This article explores the role of knowledge and understanding in fostering physical literacy, which is considered fundamental to successful participation in physical activity, and to valuing and taking responsibility for engaging in physical activities for life. First, it highlights the place and importance of knowledge and understanding within the broad concept, cognitive domain, and attributes of physical literacy. The type, scope, and progression of knowledge and understanding deemed necessary to foster physical literacy are then explored, with attention paid to knowledge of health within the school context in particular. To conclude, the article outlines selected pedagogical approaches and practical strategies for developing and monitoring such knowledge and understanding.
Lorraine Cale and Jo Harris
Lorraine Cale, Jo Harris and Ming-Hung Chen
This article represents a response to an editorial piece written in Pediatric Exercise Science over 10 years ago by Thomas Rowland in which he debated fitness testing and asked whether the “horse” of fitness testing in schools was dead. Here, the authors revisit the debate and consider the progress that has been made with regard to fitness testing in schools in recent years. On the basis of findings from the literature and some of their research, the authors suggest that accepting the fact that the horse is dead would not be a bad thing.
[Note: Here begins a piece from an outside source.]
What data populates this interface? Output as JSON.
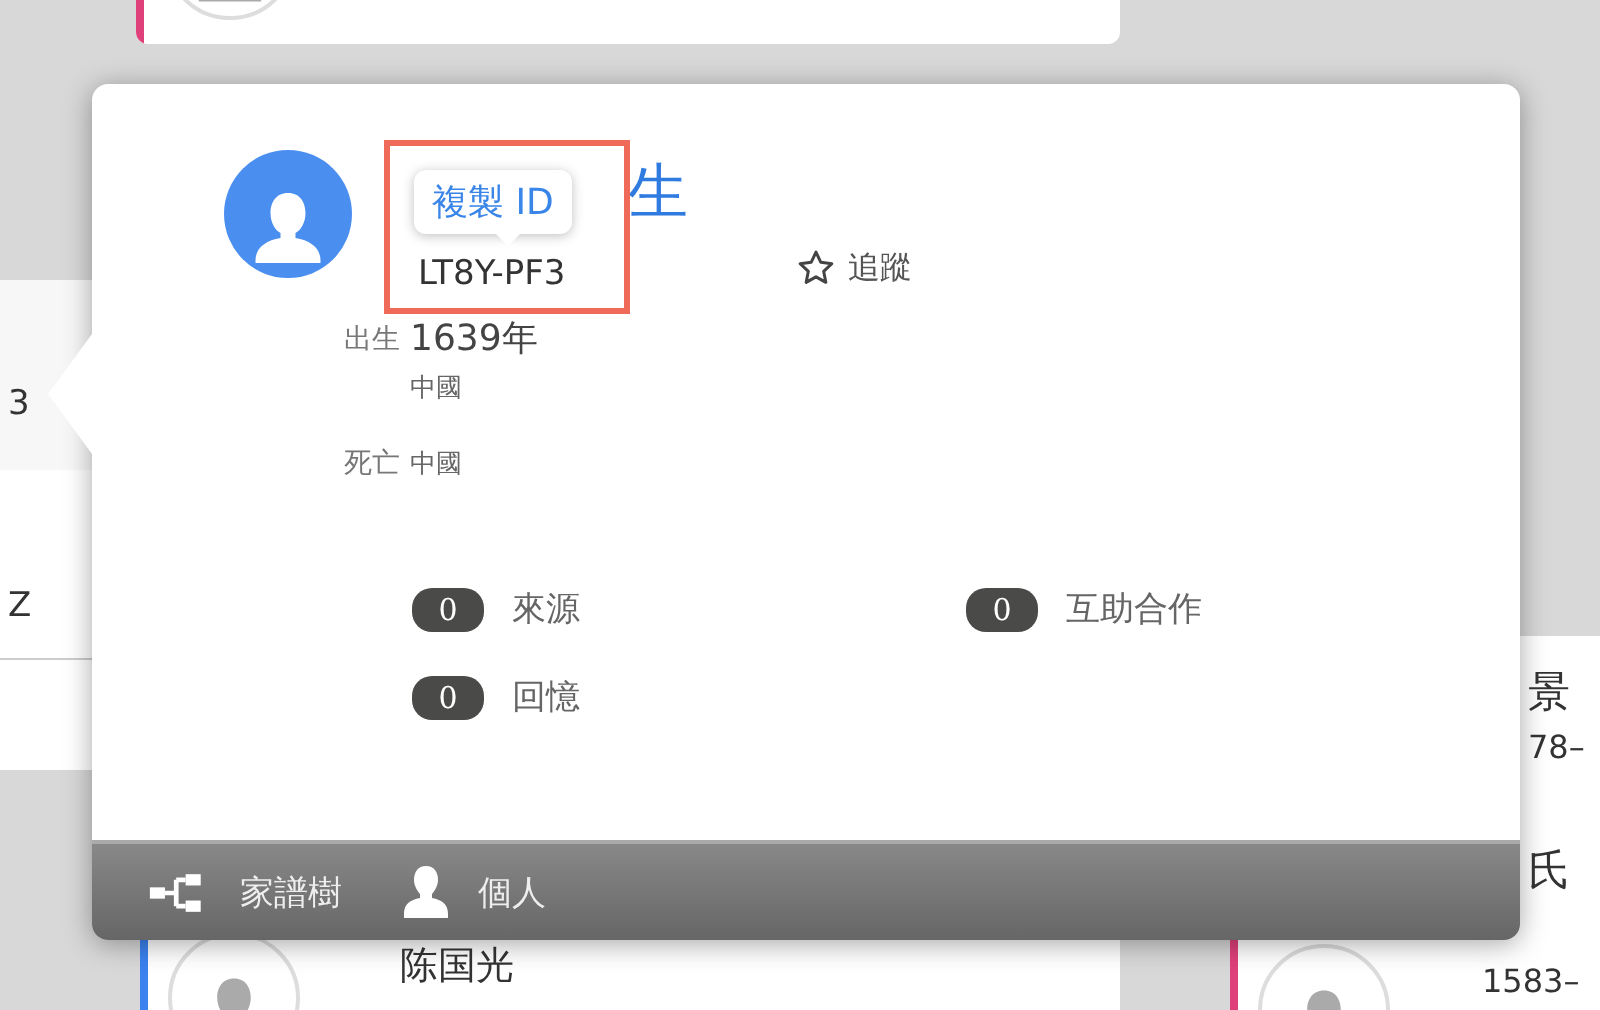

Their advice is certainly to pull tightly on the reigns, slow the horse down, and not allow fitness testing to dominate schools’ efforts to promote physical activity.